China has loosened its one-child policy to allow more couples to have a second child in the rural areas of five provinces and two municipalities, it was announced on the sidelines of the ongoing session of the National People's Congress (NPC).
The amendment means that couples
from rural areas in the municipalities of Shanghai and Tianjin and the provinces of Liaoning, Jilin, Jiangsu, Anhui and Fujian could have a second child if either of them was the only child.
Till now, rural couples could have a second child if the firstborn was a girl; both rural and urban couples could have a second child if the father and mother was the only child of their parents.
China introduced the one-child policy around 30 years and its long-term impact could result in a negative population growth; the world's fertility rate is 2.7, compared to China's 1.5.
A report by the government-affiliated China Development Research Foundation (CDRF) said China was heading for and an ultra-low fertility rate, as well as issues related to aging, gender imbalances, urbanisation, an expanding shortage of migrant workers and an only-child generation.

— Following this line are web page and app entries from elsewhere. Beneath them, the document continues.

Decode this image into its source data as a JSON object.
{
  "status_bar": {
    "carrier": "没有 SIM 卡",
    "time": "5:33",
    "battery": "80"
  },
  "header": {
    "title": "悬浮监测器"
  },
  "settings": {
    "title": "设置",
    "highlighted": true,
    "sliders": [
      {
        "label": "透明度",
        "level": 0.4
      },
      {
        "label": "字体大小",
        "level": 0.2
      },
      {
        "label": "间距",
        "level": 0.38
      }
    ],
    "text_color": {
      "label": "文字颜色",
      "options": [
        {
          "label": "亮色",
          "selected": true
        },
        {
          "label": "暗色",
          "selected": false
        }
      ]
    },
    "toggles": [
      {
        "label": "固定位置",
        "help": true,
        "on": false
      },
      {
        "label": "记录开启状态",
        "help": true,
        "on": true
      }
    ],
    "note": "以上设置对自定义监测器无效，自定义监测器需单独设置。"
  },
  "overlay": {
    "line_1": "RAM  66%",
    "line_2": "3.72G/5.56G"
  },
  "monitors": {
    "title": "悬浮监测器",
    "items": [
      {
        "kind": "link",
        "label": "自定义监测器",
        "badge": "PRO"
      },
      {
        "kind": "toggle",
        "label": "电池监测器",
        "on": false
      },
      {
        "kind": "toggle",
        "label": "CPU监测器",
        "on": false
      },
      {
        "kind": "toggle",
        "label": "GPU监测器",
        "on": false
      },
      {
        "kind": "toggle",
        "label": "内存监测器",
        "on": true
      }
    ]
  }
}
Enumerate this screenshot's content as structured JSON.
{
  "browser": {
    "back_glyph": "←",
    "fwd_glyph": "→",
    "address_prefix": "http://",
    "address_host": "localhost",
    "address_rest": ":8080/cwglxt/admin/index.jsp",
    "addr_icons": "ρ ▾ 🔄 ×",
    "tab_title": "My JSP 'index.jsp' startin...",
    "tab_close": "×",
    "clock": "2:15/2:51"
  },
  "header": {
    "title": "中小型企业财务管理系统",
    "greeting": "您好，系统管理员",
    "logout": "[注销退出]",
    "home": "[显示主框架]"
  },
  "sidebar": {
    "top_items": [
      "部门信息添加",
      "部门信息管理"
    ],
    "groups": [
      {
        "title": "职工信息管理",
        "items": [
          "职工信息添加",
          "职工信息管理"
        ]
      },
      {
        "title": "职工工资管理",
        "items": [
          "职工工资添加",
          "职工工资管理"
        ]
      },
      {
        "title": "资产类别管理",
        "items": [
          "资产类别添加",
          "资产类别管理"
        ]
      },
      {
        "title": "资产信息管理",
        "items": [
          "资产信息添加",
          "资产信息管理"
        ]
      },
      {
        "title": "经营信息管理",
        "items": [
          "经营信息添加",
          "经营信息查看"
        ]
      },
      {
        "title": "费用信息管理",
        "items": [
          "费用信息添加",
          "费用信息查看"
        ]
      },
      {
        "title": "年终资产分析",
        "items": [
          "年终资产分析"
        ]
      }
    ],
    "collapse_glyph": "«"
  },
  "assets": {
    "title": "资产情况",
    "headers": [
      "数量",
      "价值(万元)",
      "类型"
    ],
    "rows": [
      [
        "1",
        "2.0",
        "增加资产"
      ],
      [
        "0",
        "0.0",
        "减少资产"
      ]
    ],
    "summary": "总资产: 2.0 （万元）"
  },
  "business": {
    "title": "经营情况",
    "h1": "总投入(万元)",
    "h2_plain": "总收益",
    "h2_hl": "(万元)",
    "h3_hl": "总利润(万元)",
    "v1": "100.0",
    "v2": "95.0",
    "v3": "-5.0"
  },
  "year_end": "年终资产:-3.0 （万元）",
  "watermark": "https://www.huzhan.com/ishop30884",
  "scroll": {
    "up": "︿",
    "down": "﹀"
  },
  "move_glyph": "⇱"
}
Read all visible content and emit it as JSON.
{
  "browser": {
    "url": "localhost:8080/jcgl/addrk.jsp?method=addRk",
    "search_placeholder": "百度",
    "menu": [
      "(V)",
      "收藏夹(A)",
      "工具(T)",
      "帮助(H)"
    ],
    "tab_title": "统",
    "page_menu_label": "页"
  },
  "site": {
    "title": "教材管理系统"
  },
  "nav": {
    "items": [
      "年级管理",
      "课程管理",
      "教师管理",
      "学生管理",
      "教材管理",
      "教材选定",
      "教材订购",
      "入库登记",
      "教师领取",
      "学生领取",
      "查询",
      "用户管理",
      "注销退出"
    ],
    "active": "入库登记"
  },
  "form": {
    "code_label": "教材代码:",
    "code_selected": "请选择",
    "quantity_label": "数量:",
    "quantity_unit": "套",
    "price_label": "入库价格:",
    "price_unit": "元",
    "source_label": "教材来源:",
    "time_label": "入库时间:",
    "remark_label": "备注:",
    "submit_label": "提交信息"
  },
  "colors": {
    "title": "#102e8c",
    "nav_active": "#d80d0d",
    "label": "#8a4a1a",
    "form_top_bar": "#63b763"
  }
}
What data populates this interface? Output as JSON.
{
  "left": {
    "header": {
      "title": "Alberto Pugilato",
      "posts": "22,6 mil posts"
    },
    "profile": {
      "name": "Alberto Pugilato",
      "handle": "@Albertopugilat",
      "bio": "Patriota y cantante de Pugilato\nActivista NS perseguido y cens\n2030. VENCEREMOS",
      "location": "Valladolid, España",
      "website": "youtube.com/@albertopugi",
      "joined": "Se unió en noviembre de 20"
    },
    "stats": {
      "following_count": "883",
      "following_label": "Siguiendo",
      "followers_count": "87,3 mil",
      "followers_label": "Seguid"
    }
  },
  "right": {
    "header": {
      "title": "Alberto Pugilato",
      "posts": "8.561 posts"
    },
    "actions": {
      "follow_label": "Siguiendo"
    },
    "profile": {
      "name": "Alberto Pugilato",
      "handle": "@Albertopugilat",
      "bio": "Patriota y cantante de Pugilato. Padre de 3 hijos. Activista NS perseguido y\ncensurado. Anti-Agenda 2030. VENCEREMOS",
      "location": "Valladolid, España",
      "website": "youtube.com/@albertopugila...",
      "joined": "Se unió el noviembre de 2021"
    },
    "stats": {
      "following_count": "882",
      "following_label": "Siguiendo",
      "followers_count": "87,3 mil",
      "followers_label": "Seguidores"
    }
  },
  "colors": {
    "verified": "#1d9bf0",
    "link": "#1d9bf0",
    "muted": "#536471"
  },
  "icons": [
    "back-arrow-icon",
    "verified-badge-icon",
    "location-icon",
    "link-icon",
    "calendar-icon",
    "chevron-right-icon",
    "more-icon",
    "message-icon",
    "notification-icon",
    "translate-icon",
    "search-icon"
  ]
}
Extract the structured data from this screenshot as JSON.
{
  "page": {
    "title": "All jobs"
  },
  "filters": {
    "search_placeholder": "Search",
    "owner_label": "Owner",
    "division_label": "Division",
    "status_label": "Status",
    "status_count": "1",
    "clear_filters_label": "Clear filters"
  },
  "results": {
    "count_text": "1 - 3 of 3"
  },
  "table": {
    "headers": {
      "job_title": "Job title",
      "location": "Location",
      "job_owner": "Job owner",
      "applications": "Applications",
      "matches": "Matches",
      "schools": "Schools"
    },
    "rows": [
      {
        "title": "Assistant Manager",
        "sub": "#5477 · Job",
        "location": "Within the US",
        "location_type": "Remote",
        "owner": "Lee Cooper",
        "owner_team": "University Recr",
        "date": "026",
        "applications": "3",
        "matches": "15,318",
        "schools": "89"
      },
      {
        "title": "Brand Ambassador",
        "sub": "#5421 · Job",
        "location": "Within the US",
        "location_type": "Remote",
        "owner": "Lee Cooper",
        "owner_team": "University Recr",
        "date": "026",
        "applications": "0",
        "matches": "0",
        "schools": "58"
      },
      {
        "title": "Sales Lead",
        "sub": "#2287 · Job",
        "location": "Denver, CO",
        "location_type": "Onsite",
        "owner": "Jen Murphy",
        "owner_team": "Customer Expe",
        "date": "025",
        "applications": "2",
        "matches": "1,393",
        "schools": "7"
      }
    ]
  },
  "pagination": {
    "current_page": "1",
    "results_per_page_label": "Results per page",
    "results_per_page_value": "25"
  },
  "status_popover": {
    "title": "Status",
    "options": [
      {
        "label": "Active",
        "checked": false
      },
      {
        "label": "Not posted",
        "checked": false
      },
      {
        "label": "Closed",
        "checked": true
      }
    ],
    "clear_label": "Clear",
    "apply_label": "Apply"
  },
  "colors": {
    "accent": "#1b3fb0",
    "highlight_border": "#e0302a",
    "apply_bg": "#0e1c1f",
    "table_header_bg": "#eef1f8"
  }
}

The government is not unaware about the impact.
"As per changes in demographic, economic and social landscapes, we have improved our policies regarding child bearing in recent years," Wang Pei'an, vice-minister of the National Population and Family Planning Commission said on the sidelines of the NPC.
In his government work report at the opening of the legislature's annual meeting on Tuesday morning, Premier Wen Jiabao vowed to "progressively improve the government population policy" and "adhere to the basic State policy on family planning".
According to state media, the number of people aged between 19 and 59 declined by 3.45 million year-on-year in 2012 on the Chinese mainland, making a significant dent in China's labor force.
The number of people aged 60 and older is estimated to top 200 million in 2013, according to a report on the aging population released by the Chinese Academy of Social Sciences on Feb 26.
According to Ma Xun, director of the Commission's Science and Technology Institute, the amended rules have been gradually introduced and reflects the government was “fine tuning” the population policy.